Consider each line of the material below and note whether it holds "label". State how many do, and nothing else.

### Records shown ###

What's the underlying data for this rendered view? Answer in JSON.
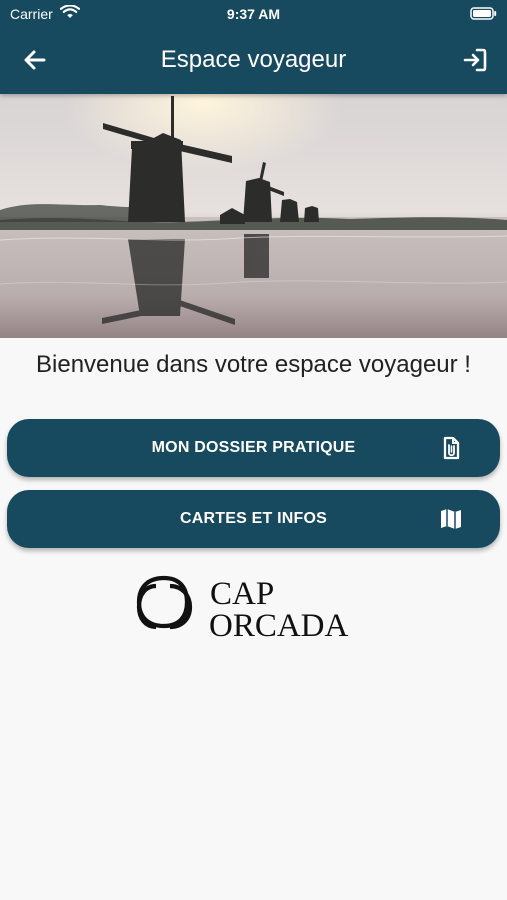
{
  "status_bar": {
    "carrier": "Carrier",
    "time": "9:37 AM",
    "icons": [
      "wifi-icon",
      "battery-icon"
    ]
  },
  "header": {
    "title": "Espace voyageur",
    "back_icon": "arrow-left-icon",
    "logout_icon": "sign-out-icon"
  },
  "hero": {
    "image": "windmills-landscape"
  },
  "welcome": {
    "text": "Bienvenue dans votre espace voyageur !"
  },
  "menu": [
    {
      "label": "MON DOSSIER PRATIQUE",
      "icon": "document-clip-icon"
    },
    {
      "label": "CARTES ET INFOS",
      "icon": "map-icon"
    }
  ],
  "logo": {
    "line1": "CAP",
    "line2": "ORCADA"
  },
  "colors": {
    "primary": "#174a5f",
    "background": "#f8f8f8",
    "text": "#222222",
    "white": "#ffffff"
  }
}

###

## Task response
2